This gap in knowledge only compounds the lack of clarity in branding. Many of the organizations with whom we spoke offer incredibly advanced technologies, in many cases light years ahead of their Western counterparts. But in the context of commercializing their products, many Chinese corporations lack the polish of their Western peers. Even the most sophisticated technologies were hampered by poor translations, overly-technical information pamphlets, detailed deep-dive product presentations and a confounding lack of clarity often where a simple explanation would suffice.
All commercial organizations rely on MarCom channels The situation is no different in China, but the West and China use wholly different and distinct communication platforms.
Baidu, for example, is China’s answer to Google (all Google products were blocked in China beginning in 2010 by the Great Firewall, but Google is endeavoring to rectify this through a censored version of its search engine with the code name Dragonfly). Just as it’s hard for us to learn how to effectively discern the types of companies indexed from Baidu or how to do SEO for WeChat (China’s principal messaging platform, parallel to WhatsApp), most Chinese organizations are also unfamiliar with how to do so for Google, LinkedIn and Twitter, the principal marketing channels in the West.
To understand the situation more completely, we arranged a meeting with a local social media expert with an excellent reputation among expat companies looking to sell in China. The European agency’s expertise rests in its technical understanding of Chinese social media options – details like all posts need to be vetted first for prohibited keywords! Think that’s silly? Think again. Offending organizations face fines of €25,000. In a market as particular as China’s, brands just can’t wing it. There’s no substitute for investing in boots on the ground local knowledge.
Does China even need the West?
Chinese companies that follow Apple’s model and compete on sleek, simple sophistication often do well in the West. Huawei, for example, despite its recent setbacks in the US market, has been able to successfully make the jump out of China. Similarly, AliBaba has ratcheted up competition for Amazon.
That said, most of us can probably name on the fingers of two hands the number of Chinese multinationals we might wish to do business with regularly. Time and again during our meetings, our Chinese counterparts hesitated when pressed to define their plans for international expansion. Their point? China’s domestic market with 1.4B people is so big that they have more than enough business to keep them occupied for years. Capturing even small market share percentages in China can have huge benefits.
In short, many in China today don’t see a pressing need to adapt their branding model to Western styles and needs. They may not need Western brands at all. It’s an interesting quandary, and one to which the West, particularly colossal brands like Apple, is unaccustomed: indifference. Could this be a harbinger of a greater branding shift to the East?
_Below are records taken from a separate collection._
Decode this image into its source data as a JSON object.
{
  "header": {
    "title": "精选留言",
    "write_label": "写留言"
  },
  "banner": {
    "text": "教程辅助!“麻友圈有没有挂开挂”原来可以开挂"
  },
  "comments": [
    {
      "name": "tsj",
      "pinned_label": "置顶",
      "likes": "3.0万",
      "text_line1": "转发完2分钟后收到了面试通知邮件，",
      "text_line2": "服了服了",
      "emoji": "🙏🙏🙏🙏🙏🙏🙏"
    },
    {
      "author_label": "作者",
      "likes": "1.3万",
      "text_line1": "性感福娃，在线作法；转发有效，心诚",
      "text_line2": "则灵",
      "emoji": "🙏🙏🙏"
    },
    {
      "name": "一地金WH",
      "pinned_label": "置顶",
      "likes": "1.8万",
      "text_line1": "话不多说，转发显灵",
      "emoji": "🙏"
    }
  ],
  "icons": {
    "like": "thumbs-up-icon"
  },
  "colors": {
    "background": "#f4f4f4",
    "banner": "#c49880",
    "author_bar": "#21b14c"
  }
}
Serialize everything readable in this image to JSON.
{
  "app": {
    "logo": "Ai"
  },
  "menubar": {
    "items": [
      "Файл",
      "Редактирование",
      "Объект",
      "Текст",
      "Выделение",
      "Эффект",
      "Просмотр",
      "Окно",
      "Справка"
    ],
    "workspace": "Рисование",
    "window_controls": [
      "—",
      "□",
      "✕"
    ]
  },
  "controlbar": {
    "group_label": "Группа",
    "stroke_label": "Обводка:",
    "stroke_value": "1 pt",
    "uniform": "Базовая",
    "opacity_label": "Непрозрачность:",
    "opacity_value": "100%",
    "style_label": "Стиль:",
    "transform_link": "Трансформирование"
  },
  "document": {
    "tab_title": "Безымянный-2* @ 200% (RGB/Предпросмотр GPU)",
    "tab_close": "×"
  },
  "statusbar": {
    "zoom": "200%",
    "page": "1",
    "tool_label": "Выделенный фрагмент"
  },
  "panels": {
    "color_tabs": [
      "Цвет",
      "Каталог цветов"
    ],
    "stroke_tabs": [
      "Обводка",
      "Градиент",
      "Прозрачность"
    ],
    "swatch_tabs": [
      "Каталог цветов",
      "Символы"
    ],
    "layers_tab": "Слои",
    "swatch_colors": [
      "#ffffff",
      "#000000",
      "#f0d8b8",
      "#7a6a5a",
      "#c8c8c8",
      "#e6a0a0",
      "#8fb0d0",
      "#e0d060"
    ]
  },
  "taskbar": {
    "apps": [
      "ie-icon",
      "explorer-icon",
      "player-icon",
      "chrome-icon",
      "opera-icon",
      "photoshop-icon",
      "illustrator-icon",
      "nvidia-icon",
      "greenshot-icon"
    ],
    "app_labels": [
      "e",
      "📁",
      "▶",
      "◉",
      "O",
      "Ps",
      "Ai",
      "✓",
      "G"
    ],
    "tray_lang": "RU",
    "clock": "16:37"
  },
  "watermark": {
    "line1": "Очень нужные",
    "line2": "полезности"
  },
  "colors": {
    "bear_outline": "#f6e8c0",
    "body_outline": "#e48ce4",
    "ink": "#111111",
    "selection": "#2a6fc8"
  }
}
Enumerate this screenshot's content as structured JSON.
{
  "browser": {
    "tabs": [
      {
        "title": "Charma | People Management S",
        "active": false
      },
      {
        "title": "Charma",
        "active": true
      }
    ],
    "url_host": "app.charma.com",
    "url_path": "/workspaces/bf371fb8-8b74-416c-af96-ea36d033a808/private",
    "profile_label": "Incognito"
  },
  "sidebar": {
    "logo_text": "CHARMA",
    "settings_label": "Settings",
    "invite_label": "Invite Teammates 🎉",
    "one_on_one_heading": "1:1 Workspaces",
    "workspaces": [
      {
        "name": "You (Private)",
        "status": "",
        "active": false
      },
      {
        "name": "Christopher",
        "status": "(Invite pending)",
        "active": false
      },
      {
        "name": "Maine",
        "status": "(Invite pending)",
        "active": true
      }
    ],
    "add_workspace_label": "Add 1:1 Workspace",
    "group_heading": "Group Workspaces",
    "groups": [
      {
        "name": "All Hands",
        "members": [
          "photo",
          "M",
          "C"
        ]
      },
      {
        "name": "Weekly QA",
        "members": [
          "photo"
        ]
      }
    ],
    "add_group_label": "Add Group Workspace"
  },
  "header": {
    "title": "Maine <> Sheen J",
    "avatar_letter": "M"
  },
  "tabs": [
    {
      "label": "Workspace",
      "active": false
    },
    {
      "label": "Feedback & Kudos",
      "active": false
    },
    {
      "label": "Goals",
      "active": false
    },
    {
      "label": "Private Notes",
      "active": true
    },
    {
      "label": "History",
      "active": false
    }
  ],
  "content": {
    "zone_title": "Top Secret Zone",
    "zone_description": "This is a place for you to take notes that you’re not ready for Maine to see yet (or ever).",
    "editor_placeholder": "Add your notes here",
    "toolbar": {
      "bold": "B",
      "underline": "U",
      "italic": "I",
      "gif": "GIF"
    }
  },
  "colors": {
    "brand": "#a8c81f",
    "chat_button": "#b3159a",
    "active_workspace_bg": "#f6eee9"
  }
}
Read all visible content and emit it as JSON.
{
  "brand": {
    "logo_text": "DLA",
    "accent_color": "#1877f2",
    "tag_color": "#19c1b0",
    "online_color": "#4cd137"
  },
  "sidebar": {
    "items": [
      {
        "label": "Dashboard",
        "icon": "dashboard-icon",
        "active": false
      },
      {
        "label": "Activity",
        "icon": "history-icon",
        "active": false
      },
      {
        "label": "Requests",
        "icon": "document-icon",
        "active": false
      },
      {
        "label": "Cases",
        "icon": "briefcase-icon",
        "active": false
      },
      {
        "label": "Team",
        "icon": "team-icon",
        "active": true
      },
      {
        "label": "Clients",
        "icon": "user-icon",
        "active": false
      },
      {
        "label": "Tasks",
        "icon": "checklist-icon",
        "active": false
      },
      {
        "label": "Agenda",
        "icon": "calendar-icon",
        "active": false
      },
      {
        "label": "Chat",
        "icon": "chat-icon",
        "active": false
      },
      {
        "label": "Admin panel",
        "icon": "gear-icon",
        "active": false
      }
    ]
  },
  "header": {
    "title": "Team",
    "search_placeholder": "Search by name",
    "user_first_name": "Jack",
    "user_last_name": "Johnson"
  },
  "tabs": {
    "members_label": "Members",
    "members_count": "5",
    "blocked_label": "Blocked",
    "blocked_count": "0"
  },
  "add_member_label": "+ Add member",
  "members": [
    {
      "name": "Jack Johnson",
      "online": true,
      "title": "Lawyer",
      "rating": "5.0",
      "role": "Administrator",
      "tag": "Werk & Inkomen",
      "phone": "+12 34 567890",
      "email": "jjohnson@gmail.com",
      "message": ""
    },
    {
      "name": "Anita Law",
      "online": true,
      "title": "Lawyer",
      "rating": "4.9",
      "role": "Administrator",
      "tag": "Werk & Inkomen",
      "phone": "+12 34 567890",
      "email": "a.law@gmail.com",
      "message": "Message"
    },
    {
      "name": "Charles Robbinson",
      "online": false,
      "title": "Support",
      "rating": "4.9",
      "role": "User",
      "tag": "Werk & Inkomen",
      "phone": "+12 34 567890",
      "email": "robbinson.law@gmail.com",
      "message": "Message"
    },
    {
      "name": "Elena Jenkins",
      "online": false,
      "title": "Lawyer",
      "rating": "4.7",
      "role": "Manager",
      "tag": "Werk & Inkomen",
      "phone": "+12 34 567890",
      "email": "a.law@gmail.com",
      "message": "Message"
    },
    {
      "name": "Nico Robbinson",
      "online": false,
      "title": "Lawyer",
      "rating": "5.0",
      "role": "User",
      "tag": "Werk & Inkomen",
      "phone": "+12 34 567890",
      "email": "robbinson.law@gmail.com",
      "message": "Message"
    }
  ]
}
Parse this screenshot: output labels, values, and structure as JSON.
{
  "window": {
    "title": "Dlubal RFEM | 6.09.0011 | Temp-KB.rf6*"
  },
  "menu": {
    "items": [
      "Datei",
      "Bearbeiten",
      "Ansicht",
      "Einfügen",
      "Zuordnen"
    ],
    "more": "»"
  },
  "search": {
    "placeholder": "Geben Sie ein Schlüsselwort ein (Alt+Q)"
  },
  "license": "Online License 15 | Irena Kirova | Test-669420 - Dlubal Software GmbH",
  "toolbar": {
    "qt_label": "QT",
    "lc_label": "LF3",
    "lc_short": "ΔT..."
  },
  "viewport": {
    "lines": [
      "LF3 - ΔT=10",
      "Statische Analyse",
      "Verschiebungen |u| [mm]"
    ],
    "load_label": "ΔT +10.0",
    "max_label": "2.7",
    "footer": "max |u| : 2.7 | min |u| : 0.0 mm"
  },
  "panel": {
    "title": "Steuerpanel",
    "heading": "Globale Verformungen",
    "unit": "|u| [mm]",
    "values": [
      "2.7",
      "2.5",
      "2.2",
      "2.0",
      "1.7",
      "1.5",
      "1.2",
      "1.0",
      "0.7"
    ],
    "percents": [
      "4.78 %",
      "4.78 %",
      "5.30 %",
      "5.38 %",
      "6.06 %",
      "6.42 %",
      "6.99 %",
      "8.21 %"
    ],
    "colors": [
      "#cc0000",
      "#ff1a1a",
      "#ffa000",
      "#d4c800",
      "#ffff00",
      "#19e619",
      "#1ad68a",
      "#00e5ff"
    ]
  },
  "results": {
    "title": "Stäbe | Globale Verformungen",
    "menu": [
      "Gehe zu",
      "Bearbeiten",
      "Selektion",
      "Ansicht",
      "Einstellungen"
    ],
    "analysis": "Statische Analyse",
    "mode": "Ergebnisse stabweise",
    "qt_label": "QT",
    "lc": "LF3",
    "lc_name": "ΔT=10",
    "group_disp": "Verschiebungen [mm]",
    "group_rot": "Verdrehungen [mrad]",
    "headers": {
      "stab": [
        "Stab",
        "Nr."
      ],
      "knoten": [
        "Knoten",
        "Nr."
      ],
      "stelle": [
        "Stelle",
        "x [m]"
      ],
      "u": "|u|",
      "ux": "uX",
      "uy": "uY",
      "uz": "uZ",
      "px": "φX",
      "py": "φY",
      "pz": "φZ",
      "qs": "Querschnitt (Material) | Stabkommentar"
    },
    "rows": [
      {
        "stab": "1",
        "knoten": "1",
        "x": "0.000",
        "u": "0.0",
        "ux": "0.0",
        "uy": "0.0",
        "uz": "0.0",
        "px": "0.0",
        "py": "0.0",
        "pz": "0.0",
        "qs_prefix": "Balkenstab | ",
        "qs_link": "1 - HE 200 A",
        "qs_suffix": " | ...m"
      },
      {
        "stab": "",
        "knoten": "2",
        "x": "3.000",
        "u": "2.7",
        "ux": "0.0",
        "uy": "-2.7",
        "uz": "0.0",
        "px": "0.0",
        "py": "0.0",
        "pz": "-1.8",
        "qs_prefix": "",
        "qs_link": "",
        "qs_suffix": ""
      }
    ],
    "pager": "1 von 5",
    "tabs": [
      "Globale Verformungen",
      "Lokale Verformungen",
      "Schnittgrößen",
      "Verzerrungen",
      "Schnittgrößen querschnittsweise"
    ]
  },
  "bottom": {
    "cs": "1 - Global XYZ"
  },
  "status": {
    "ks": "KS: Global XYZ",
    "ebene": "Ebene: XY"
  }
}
Time will tell, but it may well provide rich spoils for the brands in the West that plan ahead and take notice now. Strap on your seatbelts.
For more thoughts on challenges and opportunities for technology brands, check out BrandCulture’s Technology Branding insights.